**WORK TO BE COMPLETED:**
Every line of the material is to be duplicated precisely.

----- SOURCE RECORDS -----

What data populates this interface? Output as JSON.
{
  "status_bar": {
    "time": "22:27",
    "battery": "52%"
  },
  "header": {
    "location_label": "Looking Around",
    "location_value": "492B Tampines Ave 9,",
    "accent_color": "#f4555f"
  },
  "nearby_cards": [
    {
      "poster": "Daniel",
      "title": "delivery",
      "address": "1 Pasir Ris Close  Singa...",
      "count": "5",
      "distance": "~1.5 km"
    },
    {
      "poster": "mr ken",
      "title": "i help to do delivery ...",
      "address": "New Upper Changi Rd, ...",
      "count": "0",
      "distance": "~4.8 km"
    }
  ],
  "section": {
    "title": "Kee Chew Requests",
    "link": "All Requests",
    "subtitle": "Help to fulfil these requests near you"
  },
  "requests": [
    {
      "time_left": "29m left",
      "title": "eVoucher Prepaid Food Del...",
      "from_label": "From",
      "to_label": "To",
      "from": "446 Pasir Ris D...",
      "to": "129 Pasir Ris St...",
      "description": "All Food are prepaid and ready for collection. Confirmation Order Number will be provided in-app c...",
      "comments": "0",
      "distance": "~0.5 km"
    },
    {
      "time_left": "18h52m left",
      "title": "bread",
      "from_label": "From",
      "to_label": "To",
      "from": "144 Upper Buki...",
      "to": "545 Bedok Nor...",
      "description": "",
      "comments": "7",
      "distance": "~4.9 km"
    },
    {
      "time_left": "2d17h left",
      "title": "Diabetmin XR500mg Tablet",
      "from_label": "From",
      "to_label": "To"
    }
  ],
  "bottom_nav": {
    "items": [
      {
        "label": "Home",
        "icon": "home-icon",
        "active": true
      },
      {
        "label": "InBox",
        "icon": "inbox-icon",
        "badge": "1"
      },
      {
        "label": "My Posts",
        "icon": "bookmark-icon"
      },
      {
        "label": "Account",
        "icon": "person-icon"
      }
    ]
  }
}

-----

**RESPONSE TO THE EXERCISE:**
What data populates this interface? Output as JSON.
{
  "status_bar": {
    "time": "22:27",
    "battery": "52%"
  },
  "header": {
    "location_label": "Looking Around",
    "location_value": "492B Tampines Ave 9,",
    "accent_color": "#f4555f"
  },
  "nearby_cards": [
    {
      "poster": "Daniel",
      "title": "delivery",
      "address": "1 Pasir Ris Close  Singa...",
      "count": "5",
      "distance": "~1.5 km"
    },
    {
      "poster": "mr ken",
      "title": "i help to do delivery ...",
      "address": "New Upper Changi Rd, ...",
      "count": "0",
      "distance": "~4.8 km"
    }
  ],
  "section": {
    "title": "Kee Chew Requests",
    "link": "All Requests",
    "subtitle": "Help to fulfil these requests near you"
  },
  "requests": [
    {
      "time_left": "29m left",
      "title": "eVoucher Prepaid Food Del...",
      "from_label": "From",
      "to_label": "To",
      "from": "446 Pasir Ris D...",
      "to": "129 Pasir Ris St...",
      "description": "All Food are prepaid and ready for collection. Confirmation Order Number will be provided in-app c...",
      "comments": "0",
      "distance": "~0.5 km"
    },
    {
      "time_left": "18h52m left",
      "title": "bread",
      "from_label": "From",
      "to_label": "To",
      "from": "144 Upper Buki...",
      "to": "545 Bedok Nor...",
      "description": "",
      "comments": "7",
      "distance": "~4.9 km"
    },
    {
      "time_left": "2d17h left",
      "title": "Diabetmin XR500mg Tablet",
      "from_label": "From",
      "to_label": "To"
    }
  ],
  "bottom_nav": {
    "items": [
      {
        "label": "Home",
        "icon": "home-icon",
        "active": true
      },
      {
        "label": "InBox",
        "icon": "inbox-icon",
        "badge": "1"
      },
      {
        "label": "My Posts",
        "icon": "bookmark-icon"
      },
      {
        "label": "Account",
        "icon": "person-icon"
      }
    ]
  }
}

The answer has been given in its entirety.